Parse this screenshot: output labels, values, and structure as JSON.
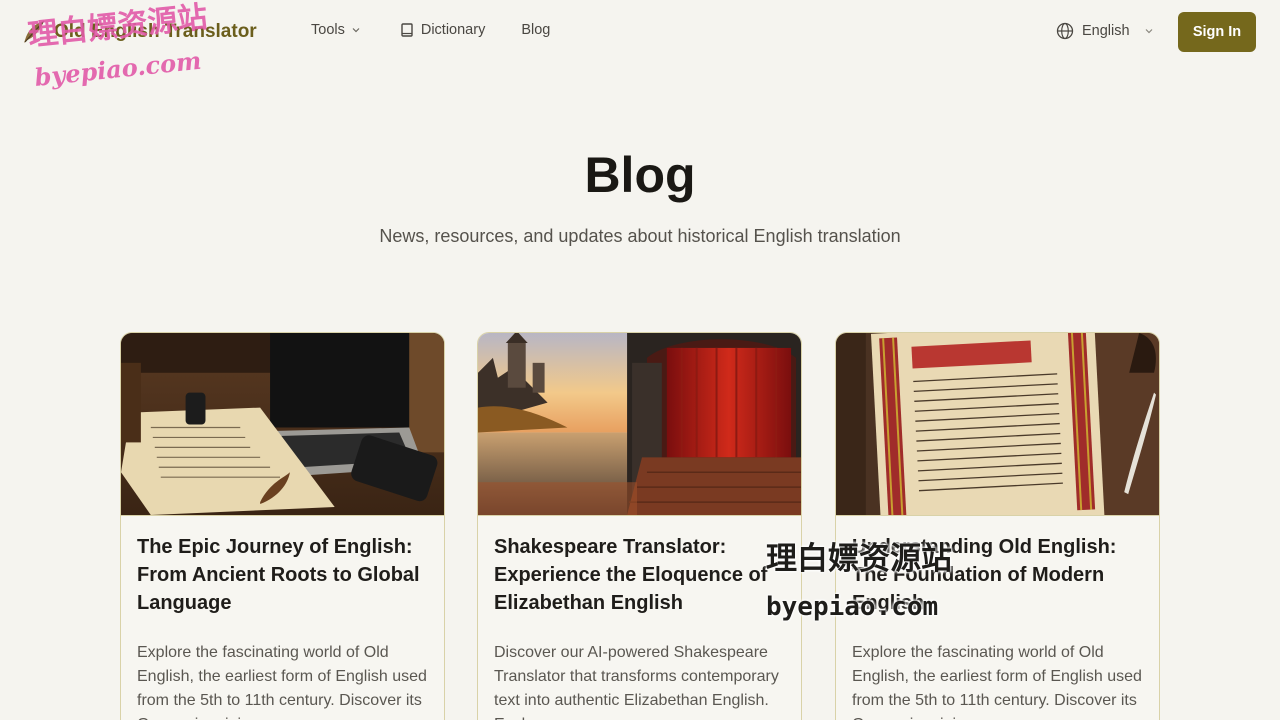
{
  "header": {
    "logo_text": "Old English Translator",
    "nav": {
      "tools": "Tools",
      "dictionary": "Dictionary",
      "blog": "Blog"
    },
    "language": "English",
    "sign_in": "Sign In"
  },
  "hero": {
    "title": "Blog",
    "subtitle": "News, resources, and updates about historical English translation"
  },
  "posts": [
    {
      "title": "The Epic Journey of English: From Ancient Roots to Global Language",
      "excerpt": "Explore the fascinating world of Old English, the earliest form of English used from the 5th to 11th century. Discover its Germanic origins,"
    },
    {
      "title": "Shakespeare Translator: Experience the Eloquence of Elizabethan English",
      "excerpt": "Discover our AI-powered Shakespeare Translator that transforms contemporary text into authentic Elizabethan English. Explore"
    },
    {
      "title": "Understanding Old English: The Foundation of Modern English",
      "excerpt": "Explore the fascinating world of Old English, the earliest form of English used from the 5th to 11th century. Discover its Germanic origins,"
    }
  ],
  "watermark": {
    "line1": "理白嫖资源站",
    "line2": "byepiao.com"
  },
  "colors": {
    "brand": "#75681c",
    "background": "#f5f4ef",
    "card_border": "#d9d2a8"
  }
}
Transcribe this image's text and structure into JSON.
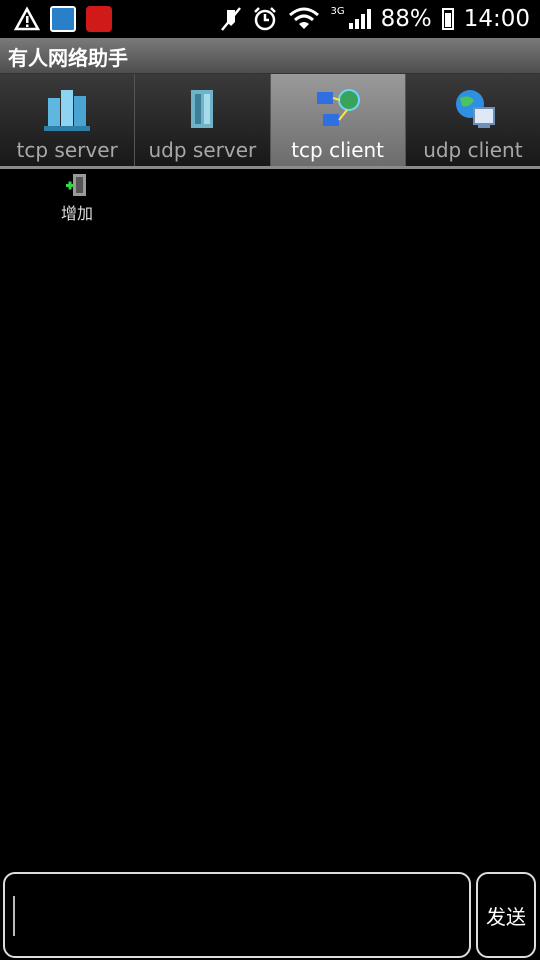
{
  "status_bar": {
    "battery": "88%",
    "time": "14:00",
    "network": "3G",
    "icons": [
      "warning-icon",
      "wifi-app-icon",
      "red-app-icon",
      "mute-icon",
      "alarm-icon",
      "wifi-icon",
      "signal-icon",
      "battery-icon"
    ]
  },
  "app": {
    "title": "有人网络助手"
  },
  "tabs": [
    {
      "label": "tcp server",
      "icon": "server-cluster-icon",
      "active": false
    },
    {
      "label": "udp server",
      "icon": "server-tower-icon",
      "active": false
    },
    {
      "label": "tcp client",
      "icon": "network-client-icon",
      "active": true
    },
    {
      "label": "udp client",
      "icon": "globe-computer-icon",
      "active": false
    }
  ],
  "main": {
    "add_label": "增加"
  },
  "footer": {
    "input_value": "",
    "send_label": "发送"
  }
}
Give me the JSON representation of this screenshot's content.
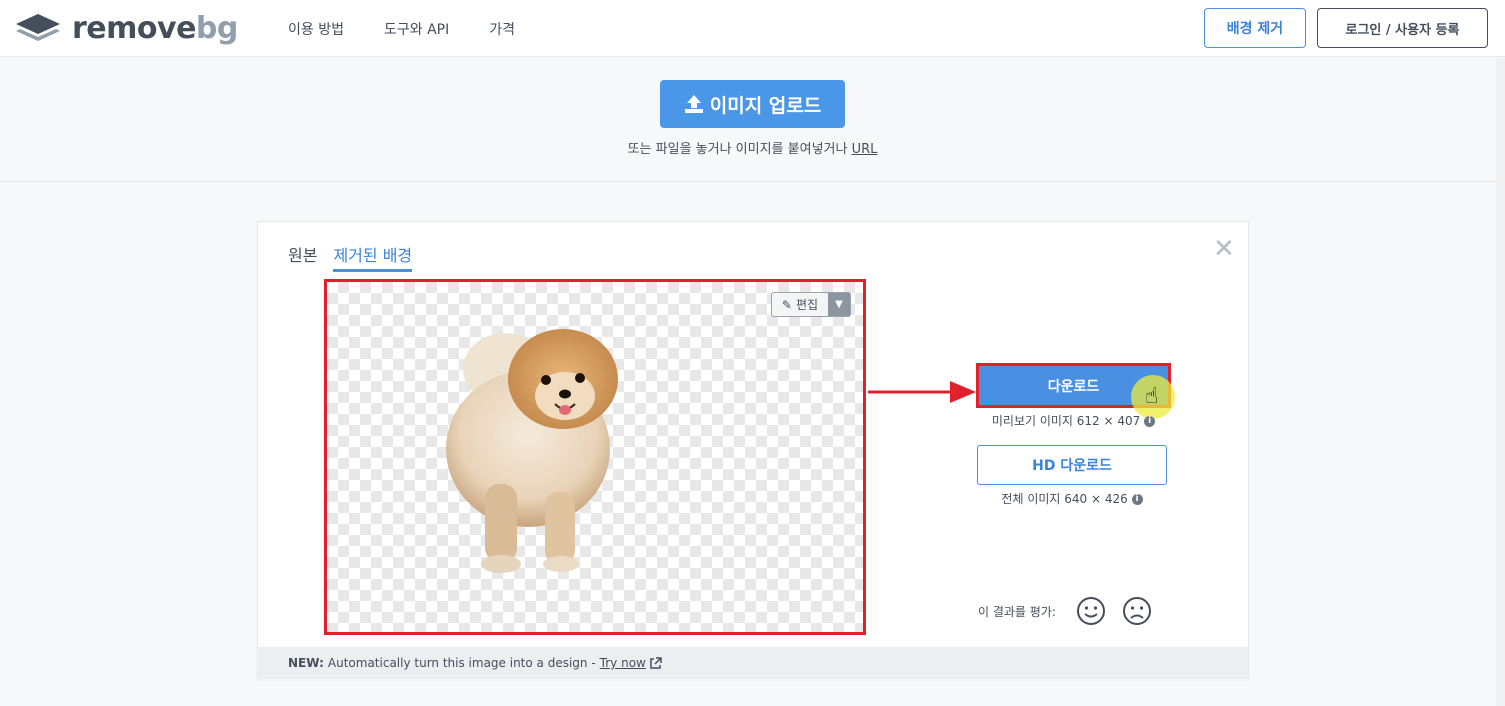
{
  "header": {
    "logo": {
      "part1": "remove",
      "part2": "bg"
    },
    "nav": [
      "이용 방법",
      "도구와 API",
      "가격"
    ],
    "remove_bg_button": "배경 제거",
    "login_button": "로그인 / 사용자 등록"
  },
  "upload": {
    "button_label": "이미지 업로드",
    "hint_text": "또는 파일을 놓거나 이미지를 붙여넣거나",
    "hint_link": "URL"
  },
  "card": {
    "tabs": [
      "원본",
      "제거된 배경"
    ],
    "active_tab": "제거된 배경",
    "edit_label": "편집",
    "download_label": "다운로드",
    "preview_info": "미리보기 이미지 612 × 407",
    "hd_download_label": "HD 다운로드",
    "full_info": "전체 이미지 640 × 426",
    "rate_label": "이 결과를 평가:",
    "footer": {
      "prefix": "NEW:",
      "text": "Automatically turn this image into a design -",
      "link": "Try now"
    }
  },
  "colors": {
    "accent": "#4a90e2",
    "highlight": "#e0202b",
    "text": "#454f5b"
  }
}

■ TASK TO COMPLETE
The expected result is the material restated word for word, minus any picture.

■ FINAL ANSWER
Parse this screenshot: output labels, values, and structure as JSON.
{
  "header": {
    "logo_text": "Old English Translator",
    "nav": {
      "tools": "Tools",
      "dictionary": "Dictionary",
      "blog": "Blog"
    },
    "language": "English",
    "sign_in": "Sign In"
  },
  "hero": {
    "title": "Blog",
    "subtitle": "News, resources, and updates about historical English translation"
  },
  "posts": [
    {
      "title": "The Epic Journey of English: From Ancient Roots to Global Language",
      "excerpt": "Explore the fascinating world of Old English, the earliest form of English used from the 5th to 11th century. Discover its Germanic origins,"
    },
    {
      "title": "Shakespeare Translator: Experience the Eloquence of Elizabethan English",
      "excerpt": "Discover our AI-powered Shakespeare Translator that transforms contemporary text into authentic Elizabethan English. Explore"
    },
    {
      "title": "Understanding Old English: The Foundation of Modern English",
      "excerpt": "Explore the fascinating world of Old English, the earliest form of English used from the 5th to 11th century. Discover its Germanic origins,"
    }
  ],
  "watermark": {
    "line1": "理白嫖资源站",
    "line2": "byepiao.com"
  },
  "colors": {
    "brand": "#75681c",
    "background": "#f5f4ef",
    "card_border": "#d9d2a8"
  }
}
Transcribe this image's text and structure into JSON.
{
  "status_bar": {
    "battery": "88%",
    "time": "14:00",
    "network": "3G",
    "icons": [
      "warning-icon",
      "wifi-app-icon",
      "red-app-icon",
      "mute-icon",
      "alarm-icon",
      "wifi-icon",
      "signal-icon",
      "battery-icon"
    ]
  },
  "app": {
    "title": "有人网络助手"
  },
  "tabs": [
    {
      "label": "tcp server",
      "icon": "server-cluster-icon",
      "active": false
    },
    {
      "label": "udp server",
      "icon": "server-tower-icon",
      "active": false
    },
    {
      "label": "tcp client",
      "icon": "network-client-icon",
      "active": true
    },
    {
      "label": "udp client",
      "icon": "globe-computer-icon",
      "active": false
    }
  ],
  "main": {
    "add_label": "增加"
  },
  "footer": {
    "input_value": "",
    "send_label": "发送"
  }
}
Give me the JSON representation of this screenshot's content.
{
  "header": {
    "logo": {
      "part1": "remove",
      "part2": "bg"
    },
    "nav": [
      "이용 방법",
      "도구와 API",
      "가격"
    ],
    "remove_bg_button": "배경 제거",
    "login_button": "로그인 / 사용자 등록"
  },
  "upload": {
    "button_label": "이미지 업로드",
    "hint_text": "또는 파일을 놓거나 이미지를 붙여넣거나",
    "hint_link": "URL"
  },
  "card": {
    "tabs": [
      "원본",
      "제거된 배경"
    ],
    "active_tab": "제거된 배경",
    "edit_label": "편집",
    "download_label": "다운로드",
    "preview_info": "미리보기 이미지 612 × 407",
    "hd_download_label": "HD 다운로드",
    "full_info": "전체 이미지 640 × 426",
    "rate_label": "이 결과를 평가:",
    "footer": {
      "prefix": "NEW:",
      "text": "Automatically turn this image into a design -",
      "link": "Try now"
    }
  },
  "colors": {
    "accent": "#4a90e2",
    "highlight": "#e0202b",
    "text": "#454f5b"
  }
}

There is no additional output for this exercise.